The Museum of Contemporary Art (MOCA) opened in Miami in 1996, enriching the city's cultural landscape. Designed by Charles Gwathmey, an acclaimed architect based in New York, its classes, exhibits and beautiful design make it one of the best Miami attractions. The museum also features film screenings and other special events. The museum's goal is to make contemporary art accessible to everyone by exploring how today's art relates to our culture. They are also committed to helping discover and nurture new local talent.
Since its opening, the South Florida museum’s collection has grown to over 400 permanent pieces, as well as numerous special exhibits. The museum adds to its collection through donations including the Janet and Robert Liebowitz Acquisition Endowment and the Gucci Young Artist Acquisition Fund. Artists whose work can be found at the Museum of Contemporary Art include John Baldessari, Dan Flavin, Dennis Oppenheim, Alex Katz, Louise Nevelson, Gabriel Orozco, Julian Schnabel, Zoe Leonard, Uta Barth, Teresita Fernandez, Jorge Pardo, Garry Simmons, Mathew Ritchie, Raymond Pettibon, and Yoko Ono.
Besides the permanent collections, the museum also hosts special exhibits. One of the more unique exhibits to be featured is the current exhibit, "Merce Cunningham: Dancing on the Cutting Edge", based on the work the choreographer has done with visual artists throughout his 30 year career. The exhibit includes set and costumes from his productions, and is broken up into two parts. The first part will close April 29th, while part 2 will run from April 21st until June 26th, 2007. Among the pieces featured in the show is the set used for his production "Way Station". It is made up of five free-standing sculptures that are described as looking like space aliens. The dancers in the show went through them as they were doing the routine. For more details on that, check their website at http://www.mocanomi.org.
The Museum of Contemporary Art does not just display art. It gets the community actively involved in it through programs such as the Adult Docent Program. Those who join are taught how to lead tours of the museum and in the process learn about art history and how an exhibit is put together, as well as training in public speaking. The volunteers in the Docent program are not required to have previous experience. Adults are not the only ones who can get in on the fun, though. The Junior Docent program allows local teens to earn community service hours for school while learning about art history, journalism and creative writing. Teens in the program can later teach local kids about art, talk about the museum at their own schools or become a part of the "MOCA' zine" staff, as well as giving tours to the museum-goers.
MOCA' zine is a free publication that gets distributed to high schools in the area and is also available as a free download on MOCA's site.

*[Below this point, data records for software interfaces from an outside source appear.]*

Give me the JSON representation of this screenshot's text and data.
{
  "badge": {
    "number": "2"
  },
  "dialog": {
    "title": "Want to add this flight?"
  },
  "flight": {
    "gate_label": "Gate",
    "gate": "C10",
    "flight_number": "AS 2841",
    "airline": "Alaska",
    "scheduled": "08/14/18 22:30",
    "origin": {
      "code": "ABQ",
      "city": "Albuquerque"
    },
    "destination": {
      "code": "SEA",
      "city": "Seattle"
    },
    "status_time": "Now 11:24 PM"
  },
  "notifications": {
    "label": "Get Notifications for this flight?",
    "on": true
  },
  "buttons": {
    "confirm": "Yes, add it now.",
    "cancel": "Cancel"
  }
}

The magazine is produced by the members of the Junior Docent program as well as students from local High Schools. It features everything you could want in an art magazine, so do not forget to check it out!